What is wanted is the full listing, word for word, without its pictures.

*Data to use*.
::::::::

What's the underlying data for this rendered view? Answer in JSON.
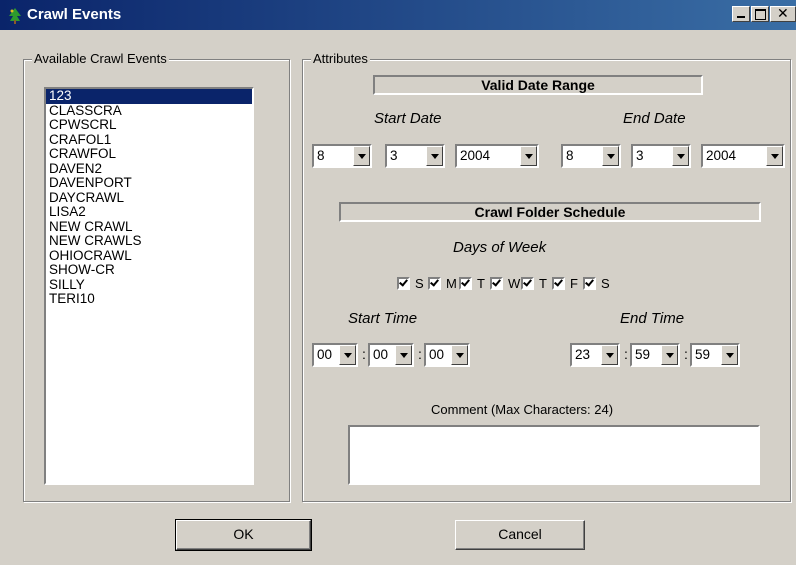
{
  "window": {
    "title": "Crawl Events"
  },
  "available": {
    "label": "Available Crawl Events",
    "items": [
      "123",
      "CLASSCRA",
      "CPWSCRL",
      "CRAFOL1",
      "CRAWFOL",
      "DAVEN2",
      "DAVENPORT",
      "DAYCRAWL",
      "LISA2",
      "NEW CRAWL",
      "NEW CRAWLS",
      "OHIOCRAWL",
      "SHOW-CR",
      "SILLY",
      "TERI10"
    ],
    "selected_index": 0
  },
  "attributes": {
    "label": "Attributes",
    "date_range": {
      "header": "Valid Date Range",
      "start_label": "Start Date",
      "end_label": "End Date",
      "start": {
        "month": "8",
        "day": "3",
        "year": "2004"
      },
      "end": {
        "month": "8",
        "day": "3",
        "year": "2004"
      }
    },
    "schedule": {
      "header": "Crawl Folder Schedule",
      "days_label": "Days of Week",
      "days": [
        {
          "label": "S",
          "checked": true
        },
        {
          "label": "M",
          "checked": true
        },
        {
          "label": "T",
          "checked": true
        },
        {
          "label": "W",
          "checked": true
        },
        {
          "label": "T",
          "checked": true
        },
        {
          "label": "F",
          "checked": true
        },
        {
          "label": "S",
          "checked": true
        }
      ],
      "start_time_label": "Start Time",
      "end_time_label": "End Time",
      "start_time": {
        "h": "00",
        "m": "00",
        "s": "00"
      },
      "end_time": {
        "h": "23",
        "m": "59",
        "s": "59"
      },
      "separator": ":"
    },
    "comment": {
      "label": "Comment (Max Characters: 24)",
      "value": ""
    }
  },
  "buttons": {
    "ok": "OK",
    "cancel": "Cancel"
  },
  "colors": {
    "title_bar": "#0a246a",
    "selection": "#0a246a",
    "face": "#d4d0c8"
  }
}
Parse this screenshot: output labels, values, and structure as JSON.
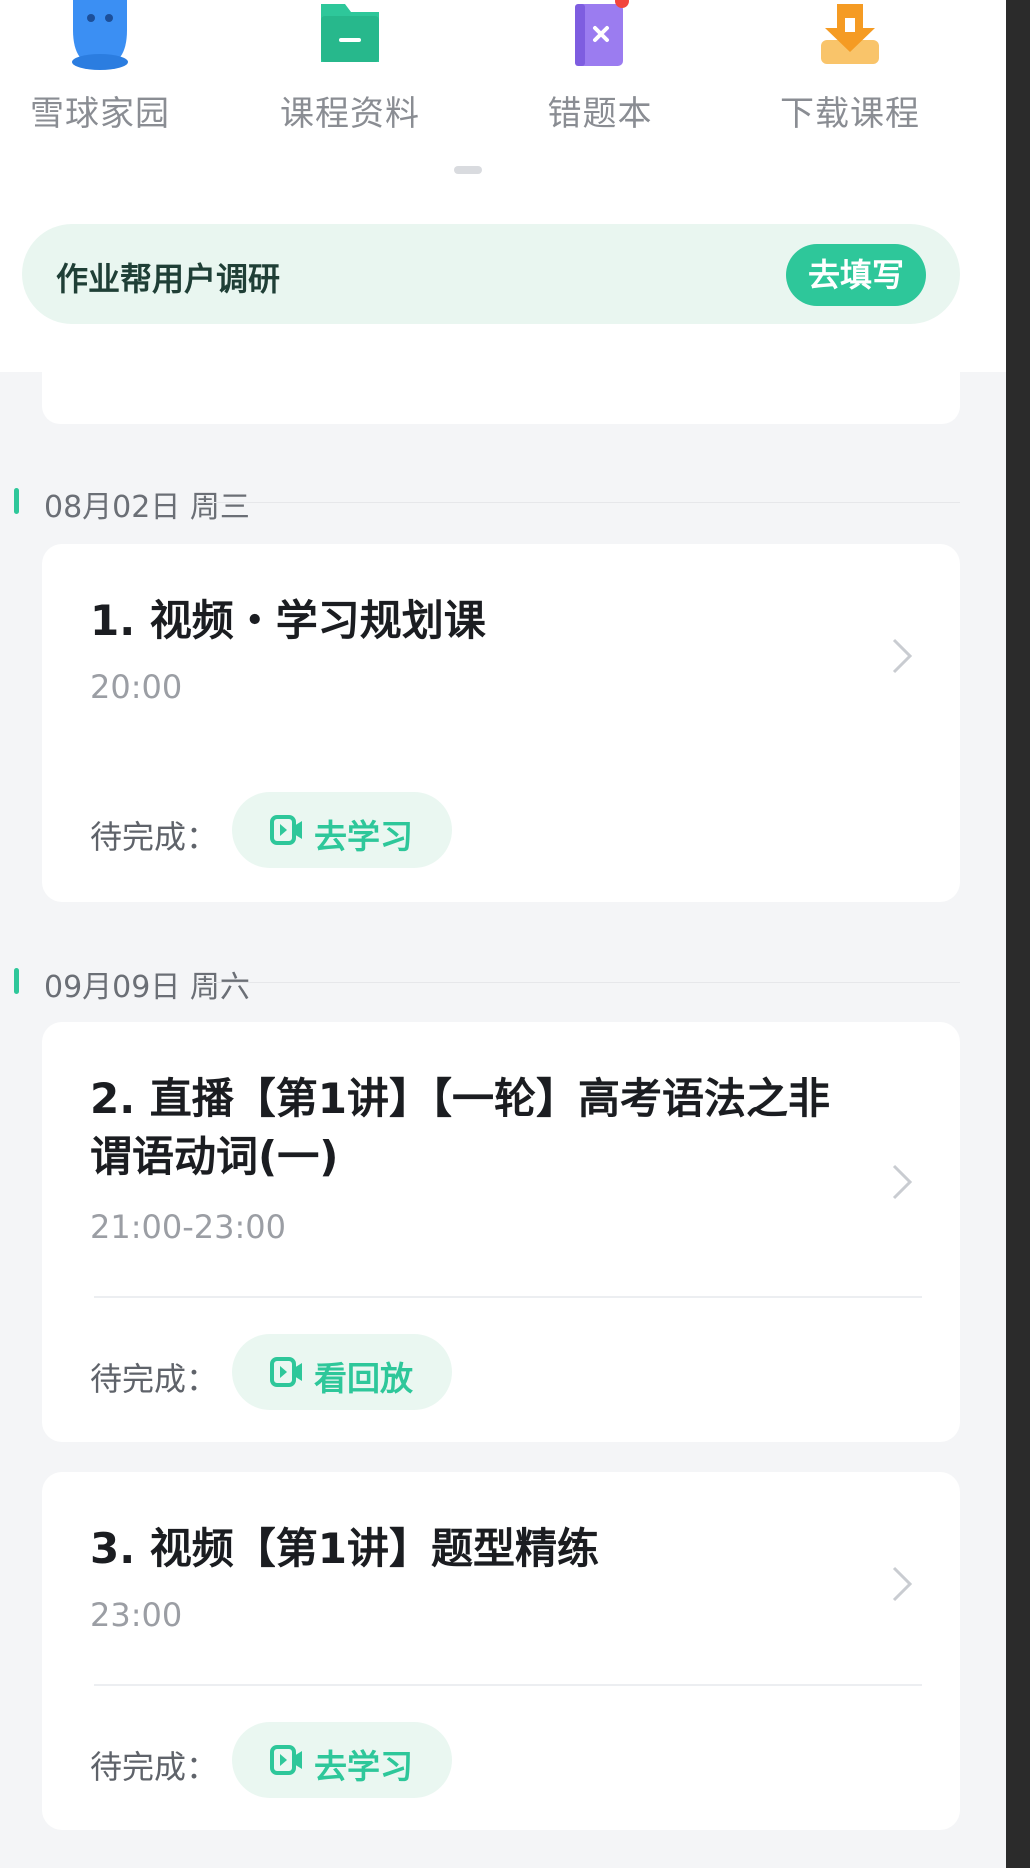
{
  "quick_nav": [
    {
      "label": "雪球家园",
      "icon": "snowball-mascot-icon"
    },
    {
      "label": "课程资料",
      "icon": "folder-icon"
    },
    {
      "label": "错题本",
      "icon": "notebook-icon",
      "badge": true
    },
    {
      "label": "下载课程",
      "icon": "download-icon"
    }
  ],
  "banner": {
    "text": "作业帮用户调研",
    "button": "去填写"
  },
  "dates": [
    {
      "label": "08月02日 周三"
    },
    {
      "label": "09月09日 周六"
    }
  ],
  "cards": [
    {
      "title": "1. 视频・学习规划课",
      "time": "20:00",
      "status": "待完成：",
      "action": "去学习"
    },
    {
      "title": "2. 直播【第1讲】【一轮】高考语法之非谓语动词(一)",
      "time": "21:00-23:00",
      "status": "待完成：",
      "action": "看回放"
    },
    {
      "title": "3. 视频【第1讲】题型精练",
      "time": "23:00",
      "status": "待完成：",
      "action": "去学习"
    }
  ],
  "colors": {
    "accent": "#2ec79a",
    "accent_light": "#eaf7f1",
    "background": "#f4f5f7"
  }
}
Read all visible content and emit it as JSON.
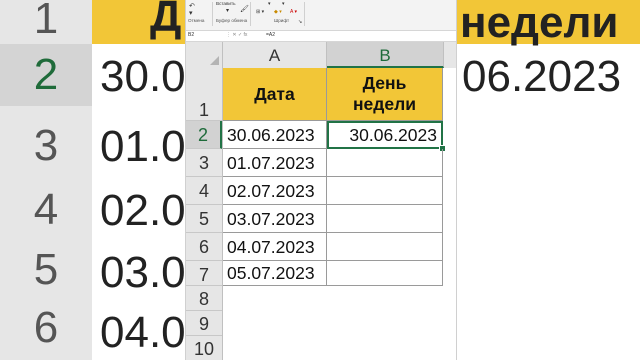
{
  "background": {
    "row_numbers": [
      "1",
      "2",
      "3",
      "4",
      "5",
      "6"
    ],
    "header_partial": "Д",
    "header_partial_right": "недели",
    "row2_left": "30.06.2023",
    "row2_right": "06.2023",
    "row3_left": "01.0",
    "row4_left": "02.0",
    "row5_left": "03.0",
    "row6_left": "04.0"
  },
  "ribbon": {
    "paste_label": "Вставить",
    "undo_group": "Отмена",
    "clipboard_group": "Буфер обмена",
    "font_group": "Шрифт"
  },
  "formula_bar": {
    "name_box": "B2",
    "formula": "=A2",
    "icons": "⋮  ✕  ✓  fx"
  },
  "columns": [
    "A",
    "B"
  ],
  "rows": [
    "1",
    "2",
    "3",
    "4",
    "5",
    "6",
    "7",
    "8",
    "9",
    "10"
  ],
  "table": {
    "header_a": "Дата",
    "header_b_line1": "День",
    "header_b_line2": "недели",
    "dates": [
      "30.06.2023",
      "01.07.2023",
      "02.07.2023",
      "03.07.2023",
      "04.07.2023",
      "05.07.2023"
    ],
    "b2_value": "30.06.2023"
  },
  "colors": {
    "header_fill": "#f2c637",
    "selection": "#217346"
  }
}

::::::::

*Response*.
What's the underlying data for this rendered view? Answer in JSON.
{
  "window": {
    "title": "Crawl Events"
  },
  "available": {
    "label": "Available Crawl Events",
    "items": [
      "123",
      "CLASSCRA",
      "CPWSCRL",
      "CRAFOL1",
      "CRAWFOL",
      "DAVEN2",
      "DAVENPORT",
      "DAYCRAWL",
      "LISA2",
      "NEW CRAWL",
      "NEW CRAWLS",
      "OHIOCRAWL",
      "SHOW-CR",
      "SILLY",
      "TERI10"
    ],
    "selected_index": 0
  },
  "attributes": {
    "label": "Attributes",
    "date_range": {
      "header": "Valid Date Range",
      "start_label": "Start Date",
      "end_label": "End Date",
      "start": {
        "month": "8",
        "day": "3",
        "year": "2004"
      },
      "end": {
        "month": "8",
        "day": "3",
        "year": "2004"
      }
    },
    "schedule": {
      "header": "Crawl Folder Schedule",
      "days_label": "Days of Week",
      "days": [
        {
          "label": "S",
          "checked": true
        },
        {
          "label": "M",
          "checked": true
        },
        {
          "label": "T",
          "checked": true
        },
        {
          "label": "W",
          "checked": true
        },
        {
          "label": "T",
          "checked": true
        },
        {
          "label": "F",
          "checked": true
        },
        {
          "label": "S",
          "checked": true
        }
      ],
      "start_time_label": "Start Time",
      "end_time_label": "End Time",
      "start_time": {
        "h": "00",
        "m": "00",
        "s": "00"
      },
      "end_time": {
        "h": "23",
        "m": "59",
        "s": "59"
      },
      "separator": ":"
    },
    "comment": {
      "label": "Comment (Max Characters: 24)",
      "value": ""
    }
  },
  "buttons": {
    "ok": "OK",
    "cancel": "Cancel"
  },
  "colors": {
    "title_bar": "#0a246a",
    "selection": "#0a246a",
    "face": "#d4d0c8"
  }
}
Parse this screenshot: output labels, values, and structure as JSON.
{
  "quick_nav": [
    {
      "label": "雪球家园",
      "icon": "snowball-mascot-icon"
    },
    {
      "label": "课程资料",
      "icon": "folder-icon"
    },
    {
      "label": "错题本",
      "icon": "notebook-icon",
      "badge": true
    },
    {
      "label": "下载课程",
      "icon": "download-icon"
    }
  ],
  "banner": {
    "text": "作业帮用户调研",
    "button": "去填写"
  },
  "dates": [
    {
      "label": "08月02日 周三"
    },
    {
      "label": "09月09日 周六"
    }
  ],
  "cards": [
    {
      "title": "1. 视频・学习规划课",
      "time": "20:00",
      "status": "待完成：",
      "action": "去学习"
    },
    {
      "title": "2. 直播【第1讲】【一轮】高考语法之非谓语动词(一)",
      "time": "21:00-23:00",
      "status": "待完成：",
      "action": "看回放"
    },
    {
      "title": "3. 视频【第1讲】题型精练",
      "time": "23:00",
      "status": "待完成：",
      "action": "去学习"
    }
  ],
  "colors": {
    "accent": "#2ec79a",
    "accent_light": "#eaf7f1",
    "background": "#f4f5f7"
  }
}
Read all visible content and emit it as JSON.
{
  "background": {
    "row_numbers": [
      "1",
      "2",
      "3",
      "4",
      "5",
      "6"
    ],
    "header_partial": "Д",
    "header_partial_right": "недели",
    "row2_left": "30.06.2023",
    "row2_right": "06.2023",
    "row3_left": "01.0",
    "row4_left": "02.0",
    "row5_left": "03.0",
    "row6_left": "04.0"
  },
  "ribbon": {
    "paste_label": "Вставить",
    "undo_group": "Отмена",
    "clipboard_group": "Буфер обмена",
    "font_group": "Шрифт"
  },
  "formula_bar": {
    "name_box": "B2",
    "formula": "=A2",
    "icons": "⋮  ✕  ✓  fx"
  },
  "columns": [
    "A",
    "B"
  ],
  "rows": [
    "1",
    "2",
    "3",
    "4",
    "5",
    "6",
    "7",
    "8",
    "9",
    "10"
  ],
  "table": {
    "header_a": "Дата",
    "header_b_line1": "День",
    "header_b_line2": "недели",
    "dates": [
      "30.06.2023",
      "01.07.2023",
      "02.07.2023",
      "03.07.2023",
      "04.07.2023",
      "05.07.2023"
    ],
    "b2_value": "30.06.2023"
  },
  "colors": {
    "header_fill": "#f2c637",
    "selection": "#217346"
  }
}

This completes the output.